How many lines in the data below contain the word "JSON"? State only the number.

(Web page and app entries)
- Opening Delimiter -
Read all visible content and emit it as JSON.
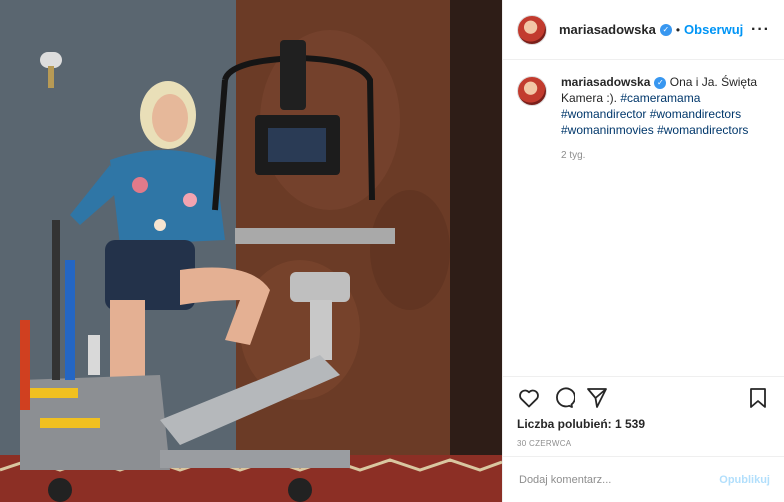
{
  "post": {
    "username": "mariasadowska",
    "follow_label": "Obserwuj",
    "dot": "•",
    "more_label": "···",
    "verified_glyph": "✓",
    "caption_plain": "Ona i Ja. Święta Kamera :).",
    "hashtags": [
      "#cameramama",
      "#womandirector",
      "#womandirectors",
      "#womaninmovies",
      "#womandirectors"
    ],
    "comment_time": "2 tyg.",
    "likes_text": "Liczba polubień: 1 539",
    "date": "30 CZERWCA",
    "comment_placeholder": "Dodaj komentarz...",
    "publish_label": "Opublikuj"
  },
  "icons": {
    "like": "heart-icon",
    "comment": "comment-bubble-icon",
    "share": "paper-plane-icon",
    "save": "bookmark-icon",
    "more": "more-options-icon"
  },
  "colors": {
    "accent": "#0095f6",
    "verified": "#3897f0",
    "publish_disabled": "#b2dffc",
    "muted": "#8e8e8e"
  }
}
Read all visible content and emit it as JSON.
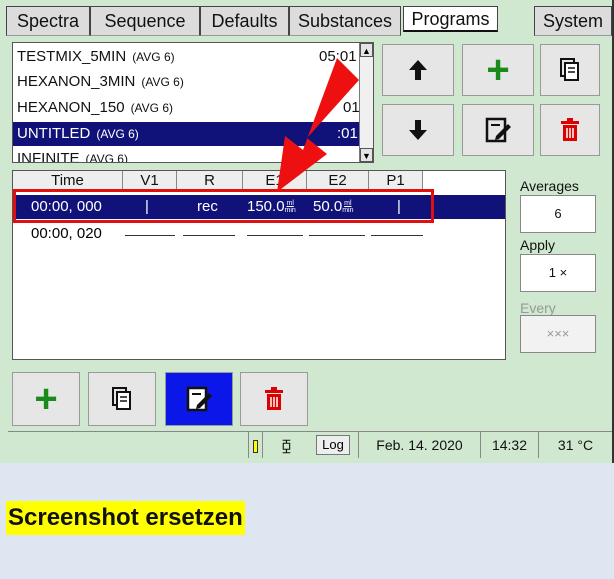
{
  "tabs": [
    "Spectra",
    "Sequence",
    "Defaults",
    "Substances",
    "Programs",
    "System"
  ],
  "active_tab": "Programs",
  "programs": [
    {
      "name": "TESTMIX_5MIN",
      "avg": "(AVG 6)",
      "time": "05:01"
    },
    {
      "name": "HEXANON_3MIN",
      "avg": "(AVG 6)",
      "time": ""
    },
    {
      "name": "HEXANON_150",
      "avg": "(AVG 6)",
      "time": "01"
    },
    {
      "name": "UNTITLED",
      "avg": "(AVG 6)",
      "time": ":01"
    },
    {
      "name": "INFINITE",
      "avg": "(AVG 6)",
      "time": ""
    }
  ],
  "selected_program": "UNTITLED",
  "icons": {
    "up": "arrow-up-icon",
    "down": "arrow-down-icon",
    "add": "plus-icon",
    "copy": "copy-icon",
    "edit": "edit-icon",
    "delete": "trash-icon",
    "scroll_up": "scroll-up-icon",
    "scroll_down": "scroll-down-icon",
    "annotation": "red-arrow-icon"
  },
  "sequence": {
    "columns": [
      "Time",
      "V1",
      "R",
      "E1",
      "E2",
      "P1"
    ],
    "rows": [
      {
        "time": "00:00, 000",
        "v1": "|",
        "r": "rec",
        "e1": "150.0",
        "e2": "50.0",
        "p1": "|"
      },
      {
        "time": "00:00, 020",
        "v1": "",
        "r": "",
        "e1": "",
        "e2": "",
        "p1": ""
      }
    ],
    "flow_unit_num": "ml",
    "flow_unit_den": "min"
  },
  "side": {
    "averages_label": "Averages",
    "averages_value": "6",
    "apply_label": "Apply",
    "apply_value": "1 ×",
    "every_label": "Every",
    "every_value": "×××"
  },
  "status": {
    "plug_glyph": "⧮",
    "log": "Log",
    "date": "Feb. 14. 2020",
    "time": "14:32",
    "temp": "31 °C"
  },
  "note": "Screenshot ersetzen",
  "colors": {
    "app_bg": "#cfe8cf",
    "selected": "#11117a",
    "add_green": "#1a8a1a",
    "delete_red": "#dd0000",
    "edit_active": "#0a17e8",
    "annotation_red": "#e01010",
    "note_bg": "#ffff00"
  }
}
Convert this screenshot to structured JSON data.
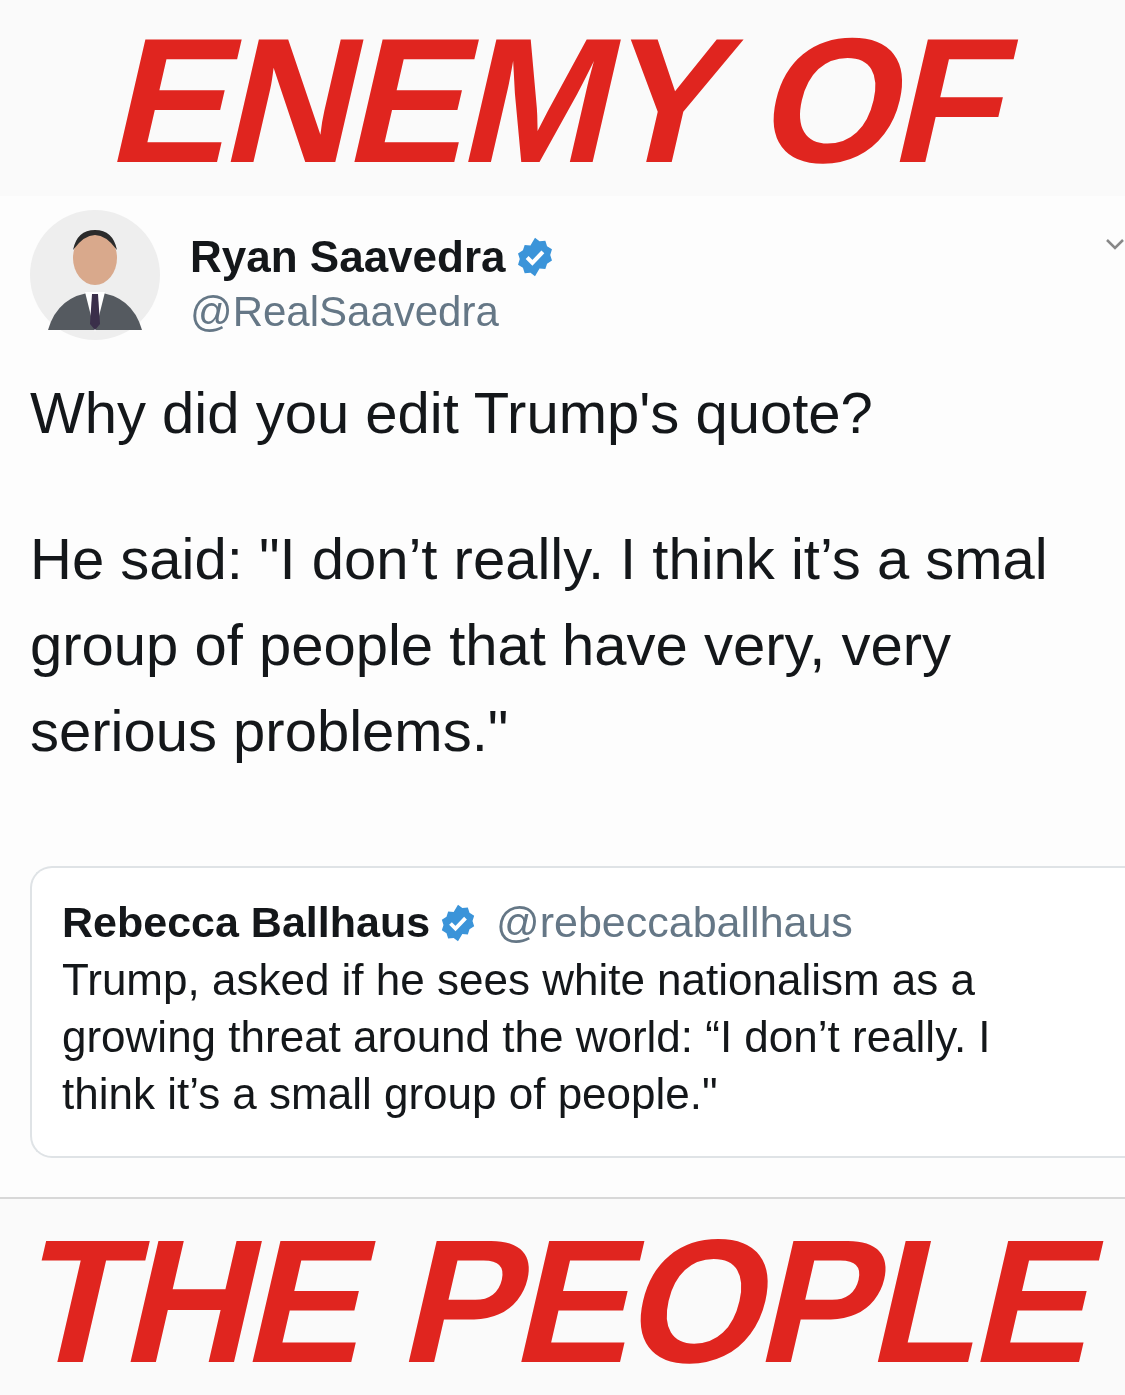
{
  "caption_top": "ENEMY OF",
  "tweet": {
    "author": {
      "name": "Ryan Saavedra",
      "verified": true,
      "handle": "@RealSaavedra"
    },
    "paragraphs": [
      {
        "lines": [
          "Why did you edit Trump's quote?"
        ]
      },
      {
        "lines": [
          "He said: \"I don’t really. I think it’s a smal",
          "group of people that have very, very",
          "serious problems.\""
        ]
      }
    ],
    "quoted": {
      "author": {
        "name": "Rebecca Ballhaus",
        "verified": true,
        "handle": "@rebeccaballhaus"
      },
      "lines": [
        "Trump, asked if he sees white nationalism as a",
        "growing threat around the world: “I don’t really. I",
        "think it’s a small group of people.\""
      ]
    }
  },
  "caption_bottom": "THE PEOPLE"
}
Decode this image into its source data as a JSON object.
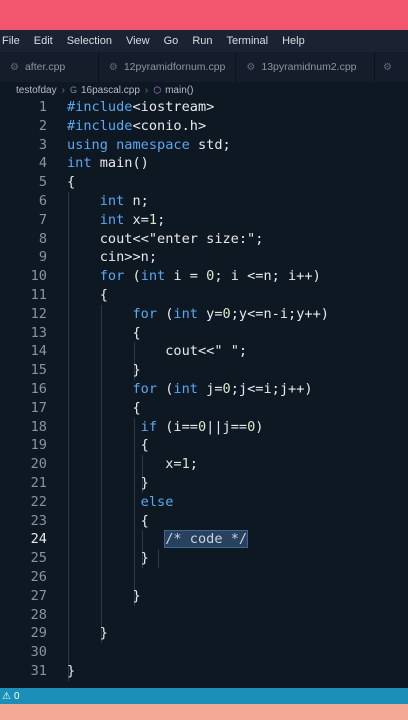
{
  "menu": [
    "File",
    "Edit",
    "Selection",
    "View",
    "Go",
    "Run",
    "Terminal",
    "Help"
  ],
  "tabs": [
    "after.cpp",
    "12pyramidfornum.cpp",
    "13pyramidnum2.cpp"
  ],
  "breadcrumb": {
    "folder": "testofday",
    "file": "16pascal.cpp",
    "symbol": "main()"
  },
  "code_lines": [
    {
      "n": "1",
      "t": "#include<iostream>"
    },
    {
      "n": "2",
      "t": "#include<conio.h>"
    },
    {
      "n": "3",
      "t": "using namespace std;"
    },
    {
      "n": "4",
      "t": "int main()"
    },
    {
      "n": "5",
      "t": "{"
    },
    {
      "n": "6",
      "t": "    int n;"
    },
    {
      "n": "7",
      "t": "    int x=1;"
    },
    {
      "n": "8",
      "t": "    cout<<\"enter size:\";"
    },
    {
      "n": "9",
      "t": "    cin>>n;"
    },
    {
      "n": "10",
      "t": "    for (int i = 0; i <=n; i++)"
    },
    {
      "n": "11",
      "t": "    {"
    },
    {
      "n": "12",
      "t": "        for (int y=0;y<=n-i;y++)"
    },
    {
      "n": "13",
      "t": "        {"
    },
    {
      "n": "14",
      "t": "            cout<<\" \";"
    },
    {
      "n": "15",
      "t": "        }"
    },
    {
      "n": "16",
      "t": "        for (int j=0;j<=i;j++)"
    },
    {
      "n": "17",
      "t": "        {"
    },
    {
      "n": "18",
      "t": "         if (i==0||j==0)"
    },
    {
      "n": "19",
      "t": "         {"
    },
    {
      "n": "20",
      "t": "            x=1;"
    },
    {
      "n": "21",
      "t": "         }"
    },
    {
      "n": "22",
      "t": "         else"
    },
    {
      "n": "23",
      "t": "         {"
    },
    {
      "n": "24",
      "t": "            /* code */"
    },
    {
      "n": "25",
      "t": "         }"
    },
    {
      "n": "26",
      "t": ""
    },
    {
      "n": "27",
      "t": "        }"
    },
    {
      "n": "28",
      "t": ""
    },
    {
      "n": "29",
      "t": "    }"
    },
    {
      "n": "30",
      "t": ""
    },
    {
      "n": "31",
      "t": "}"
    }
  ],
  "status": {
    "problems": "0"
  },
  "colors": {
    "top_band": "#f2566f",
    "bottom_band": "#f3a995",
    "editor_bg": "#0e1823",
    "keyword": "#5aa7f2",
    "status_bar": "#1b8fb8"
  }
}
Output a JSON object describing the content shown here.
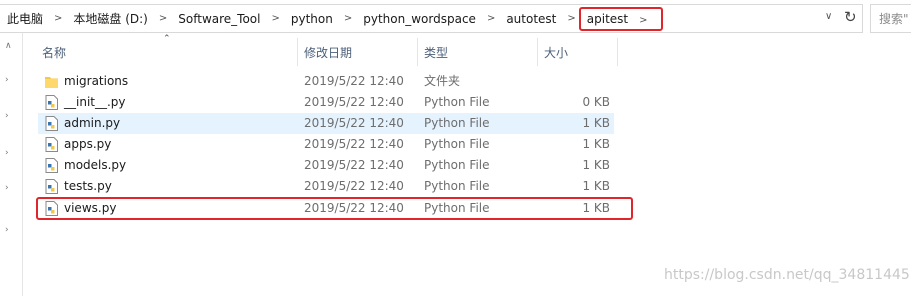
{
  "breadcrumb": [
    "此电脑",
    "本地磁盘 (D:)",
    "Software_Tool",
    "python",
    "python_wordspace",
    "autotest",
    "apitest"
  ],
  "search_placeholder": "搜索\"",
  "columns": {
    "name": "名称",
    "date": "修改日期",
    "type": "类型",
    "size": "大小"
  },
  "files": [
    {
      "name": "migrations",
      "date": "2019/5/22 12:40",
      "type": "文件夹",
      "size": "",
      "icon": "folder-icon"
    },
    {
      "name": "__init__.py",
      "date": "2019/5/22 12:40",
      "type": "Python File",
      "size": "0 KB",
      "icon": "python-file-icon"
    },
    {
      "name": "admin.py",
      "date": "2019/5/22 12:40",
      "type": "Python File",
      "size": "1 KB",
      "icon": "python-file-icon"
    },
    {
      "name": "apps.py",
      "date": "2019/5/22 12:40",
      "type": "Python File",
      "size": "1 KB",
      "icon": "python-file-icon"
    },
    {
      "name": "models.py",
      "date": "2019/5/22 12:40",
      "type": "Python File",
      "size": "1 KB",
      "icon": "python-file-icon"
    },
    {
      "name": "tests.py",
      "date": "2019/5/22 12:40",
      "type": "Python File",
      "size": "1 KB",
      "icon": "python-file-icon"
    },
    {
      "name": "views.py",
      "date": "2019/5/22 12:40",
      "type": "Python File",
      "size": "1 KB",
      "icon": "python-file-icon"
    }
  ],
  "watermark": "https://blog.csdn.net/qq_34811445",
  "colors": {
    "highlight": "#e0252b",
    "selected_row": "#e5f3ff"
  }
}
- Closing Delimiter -
- _Exercise solution_:
5